Not everyone was convinced, which may account for the single's initial commercial failure. Since the 1950s, Armstrong had been dealing with accusations of being an "Uncle Tom" - of subserviently providing entertainment for white America. Armstrong himself, naturally, disagreed.

Louis Armstrong Armstrong's appeal transcended race

"Some of you young folks been saying to me: 'Hey, Pops - what do you mean, what a wonderful world? How about all them wars all over the place, you call them wonderful?'" Armstrong said as he introduced a live performance of the song - words which are best read with his gravelly delivery in mind.

"But how about listening to old Pops for a minute? Seems to me it ain't the world that's so bad but what we're doing to it, and all I'm saying is: see what a wonderful world it would be if only we'd give it a chance. Love, baby - love. That's the secret."

Like other songs with universal themes - say, REM's Everybody Hurts - the imprecision of the lyric is seen by the many it reaches as a strength and by others as a weakness - a vagueness approaching greeting-card levels.

It's also irrepressibly public-spirited, people shaking hands on the street are, apparently, "saying I love you" - illustrated in the Attenborough video, oddly, by two hippopotamuses fighting each other in the Okavango river.

Notable versions

Shane MacGowan & Nick Cave (1992, louche duet)

Joey Ramone (2002, US punk)

Kenny G (2004, saxophone added to Armstrong original)

Katie Melua (2007, posthumous duet with Eva Cassidy)

Coldplay (2011, intro to Fix You at Glastonbury)

And this is not the first time What A Wonderful World's generosity of spirit has been juxtaposed with less-than-cheerful imagery.

The song became better known in America after its ironic use to soundtrack the carnage of war in the 1987 film Good Morning Vietnam. In the UK, it was played at the end of The Hitchhiker's Guide To The Galaxy as Ford and Arthur anticipate the destruction of the Earth by the Vogons, and puppet show Spitting Image rewrote it with a pollution theme as We've Ruined The World: "I see forests cut down, great ozone holes..."

Suffering subversion is an occupational hazard for earnest, buoyant music, but What A Wonderful World is still used in sincere contexts, for example in tribute to the people of Armstrong's hometown New Orleans following Hurricane Katrina.
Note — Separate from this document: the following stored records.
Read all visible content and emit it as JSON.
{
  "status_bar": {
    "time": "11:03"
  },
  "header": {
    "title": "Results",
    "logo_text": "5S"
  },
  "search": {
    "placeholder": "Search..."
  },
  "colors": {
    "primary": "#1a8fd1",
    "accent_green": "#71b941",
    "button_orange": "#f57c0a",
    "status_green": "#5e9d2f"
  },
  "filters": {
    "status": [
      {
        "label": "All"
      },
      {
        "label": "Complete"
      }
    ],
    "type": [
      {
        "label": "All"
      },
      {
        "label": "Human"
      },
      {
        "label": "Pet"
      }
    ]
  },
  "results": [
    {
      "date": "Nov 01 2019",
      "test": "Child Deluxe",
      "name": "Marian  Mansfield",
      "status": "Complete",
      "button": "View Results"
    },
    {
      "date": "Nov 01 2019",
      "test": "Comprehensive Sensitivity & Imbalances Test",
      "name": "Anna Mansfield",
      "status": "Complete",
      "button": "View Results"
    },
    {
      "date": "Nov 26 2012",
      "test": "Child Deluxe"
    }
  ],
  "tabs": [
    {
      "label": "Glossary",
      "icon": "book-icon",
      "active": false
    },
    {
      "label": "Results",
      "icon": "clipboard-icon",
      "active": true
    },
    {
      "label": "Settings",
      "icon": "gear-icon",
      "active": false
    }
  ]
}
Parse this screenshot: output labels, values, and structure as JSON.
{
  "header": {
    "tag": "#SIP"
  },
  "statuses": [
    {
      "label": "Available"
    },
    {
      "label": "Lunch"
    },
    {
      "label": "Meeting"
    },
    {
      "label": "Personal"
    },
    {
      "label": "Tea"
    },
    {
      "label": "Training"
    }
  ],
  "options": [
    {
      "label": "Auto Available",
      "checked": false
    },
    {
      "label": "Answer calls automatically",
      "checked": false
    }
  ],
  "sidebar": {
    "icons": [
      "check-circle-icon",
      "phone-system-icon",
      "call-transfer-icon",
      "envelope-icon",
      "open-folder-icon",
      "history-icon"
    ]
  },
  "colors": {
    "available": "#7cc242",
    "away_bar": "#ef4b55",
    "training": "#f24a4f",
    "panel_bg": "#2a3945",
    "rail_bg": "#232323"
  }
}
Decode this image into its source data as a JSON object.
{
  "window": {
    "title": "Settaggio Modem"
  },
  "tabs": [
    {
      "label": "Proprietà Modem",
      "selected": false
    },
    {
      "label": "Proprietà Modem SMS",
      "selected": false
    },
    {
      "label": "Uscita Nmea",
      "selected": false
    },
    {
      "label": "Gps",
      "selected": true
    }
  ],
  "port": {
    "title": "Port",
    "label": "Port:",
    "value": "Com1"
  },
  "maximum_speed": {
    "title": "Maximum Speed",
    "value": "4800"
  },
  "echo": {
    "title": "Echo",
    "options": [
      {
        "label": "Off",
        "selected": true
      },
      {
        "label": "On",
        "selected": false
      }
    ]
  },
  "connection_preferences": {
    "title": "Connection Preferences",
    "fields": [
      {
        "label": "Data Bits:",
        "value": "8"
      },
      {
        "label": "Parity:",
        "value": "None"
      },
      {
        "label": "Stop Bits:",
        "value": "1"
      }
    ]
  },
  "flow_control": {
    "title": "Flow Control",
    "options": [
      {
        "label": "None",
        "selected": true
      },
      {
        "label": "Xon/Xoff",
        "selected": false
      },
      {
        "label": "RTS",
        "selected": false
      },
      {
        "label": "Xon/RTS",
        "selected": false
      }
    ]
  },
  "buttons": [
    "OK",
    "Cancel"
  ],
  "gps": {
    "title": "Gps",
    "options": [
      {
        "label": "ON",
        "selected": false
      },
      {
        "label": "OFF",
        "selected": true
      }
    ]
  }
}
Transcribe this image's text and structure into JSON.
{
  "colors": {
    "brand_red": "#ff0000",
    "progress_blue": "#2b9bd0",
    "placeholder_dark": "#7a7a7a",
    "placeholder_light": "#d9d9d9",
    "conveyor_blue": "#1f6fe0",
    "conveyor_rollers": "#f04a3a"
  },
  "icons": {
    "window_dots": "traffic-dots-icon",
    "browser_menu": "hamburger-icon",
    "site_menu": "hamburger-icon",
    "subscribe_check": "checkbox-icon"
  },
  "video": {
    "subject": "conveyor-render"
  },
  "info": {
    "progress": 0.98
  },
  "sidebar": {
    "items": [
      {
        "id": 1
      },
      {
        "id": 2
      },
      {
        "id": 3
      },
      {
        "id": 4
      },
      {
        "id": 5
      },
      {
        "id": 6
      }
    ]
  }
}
New Orleans The song became a tribute to the people of New Orleans after Hurricane Katrina

It also crops up on soundtracks in non-ironic contexts, though these days you're more likely to hear it as part of a medley with Over The Rainbow, performed by Hawaiian singer Israel Kamakawiwo'ole in a bare-bones ukulele format that lends an aura of authenticity.

To some, you could add "spirituality" to "authenticity". Like Bridge Over Troubled Water and Stand By Me, it's in a genre you might call "secular sacred" - as at home in choral versions on Songs of Praise as it is in the record collections of atheists.

Its latest rendition shares an authoritative feel, the 85-year-old Attenborough giving the same sense of having seen it all in the line "they'll learn much more than I'll ever know" to Armstrong's original, although the prodigious smoker of marijuana and the former controller of BBC Two perhaps have little else in common.

A key difference between their recordings comes at the end: Armstrong's gargled "Oh yeah" is replaced by Attenborough's more reserved "Quite simply wonderful".

 

More on This Story

In today's Magazine

The BBC is not responsible for the content of external Internet sites

Comments

This entry is now closed for comments

Jump to comments pagination
 
 

Comments 5 of 83

 

Features

BBC © 2014 The BBC is not responsible for the content of external sites. Read more.

This page is best viewed in an up-to-date web browser with style sheets (CSS) enabled. While you will be able to view the content of this page in your current browser, you will not be able to get the full visual experience. Please consider upgrading your browser software or enabling style sheets (CSS) if you are able to do so.